    If we are to be fruitful sending house churches / apostolic teams from the western world into the last remaining unreached people groups, I believe that we must look at the “unknown/unseen” baggage that most westerners will carry with them. My wife and I call it: “the White Man’s Burden”. (WMB)

    Simply put the WMB is: “the supposed or presumed responsibility of white people to govern and impart their culture to nonwhite people.”

    In an excerpt from a speech by William Jennings Bryan, a gifted speaker, lawyer, and three-time US presidential candidate, basically sums up the position that there is such a thing as a the “white man’s burden”.

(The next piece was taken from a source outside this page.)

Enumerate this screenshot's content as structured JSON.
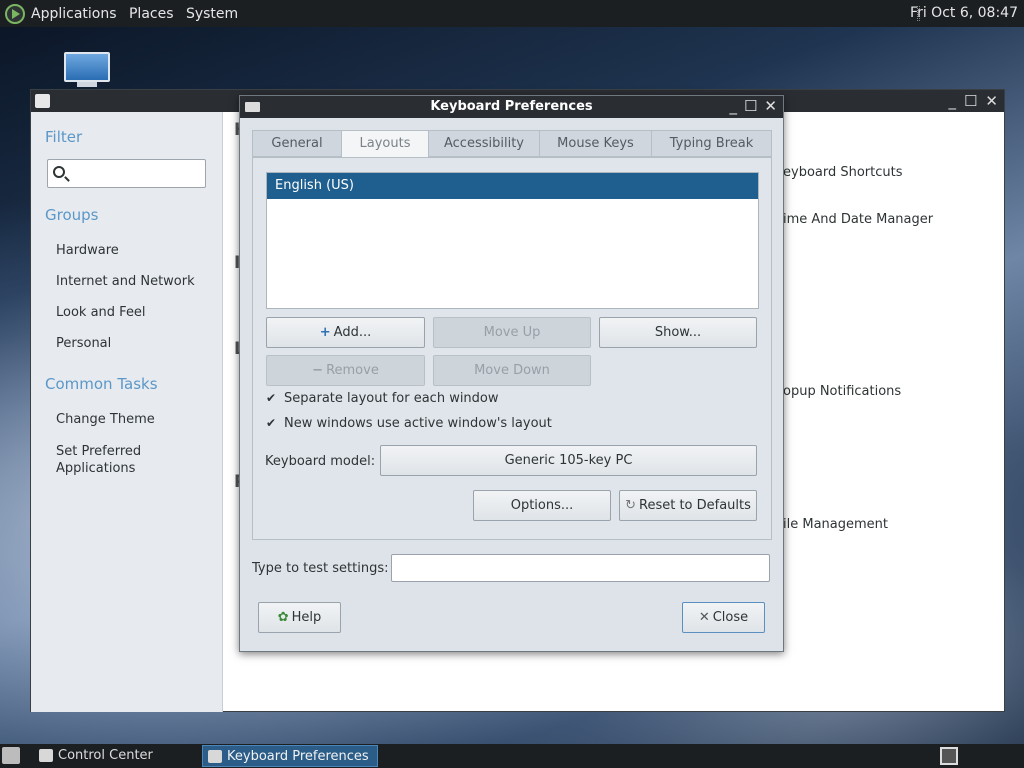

    No one can travel among the dark-skinned races of the Orient without feeling that the white man occupies an especially favored position among the children of men, and the recognition of this fact is accompanied by the conviction that there is a duty inseparably connected with the advantages enjoyed. William Jennings Bryan — July 4, 1906

    This speech, made on Independence Day 1906, was not that long ago. You see in his own words that he is not joking and that he really believes that the white man has an “especially favored position” vis-à-vis, the dark-skinned. YUCK!!

    You can’t argue with success, Baby.

    “Success is probably the highest value in American life. It relates to so many other characteristics of American life — individualism, freedom, goal-setting, progress, experimenting, social mobility, making money, pragmatism, and optimism.” Stan Nussbaum

    We have seen the visible signs of this “burden” from Eastern Europe to Central Asia. As white missionaries enter poor nations they automatically, like “default mode” on your computer, enter in with ideas of how they can help, “What this country needs is . . .” etc. Most of the time they simply transpose what works in their country to the country they are in, with little thought to what is indigenous or reproducible at the local level.

    One example from our experience is the effort made to bring into a poor nation in Central Asia “solar ovens” that would help poor villagers cook meals so that they would not further deplete their scarce wood supply. Well, as things actually worked out, the solar ovens – which can be produced with local materials although the concept is foreign – are not being used to cook meals at all but are used by some to boil water for tea.

    I guess this is a “hybrid type” of success story but nevertheless the principle of “what worked for us is what will work for you”, carried on by the power of the WMB, still remains alive and well on planet earth!

    I have read of poor African nations almost being forced by Western governments to purchase huge farm tractors to jump start their “deplorable” economy. Well, a few years later the tractors are converted into “city taxis” and farming goes on as it has for generations. But now the country suffers under more debt to rich nations for purchasing the tractors in the first place.

    Your feedback would be much appreciated.

    Jeff and Maria Gilbertson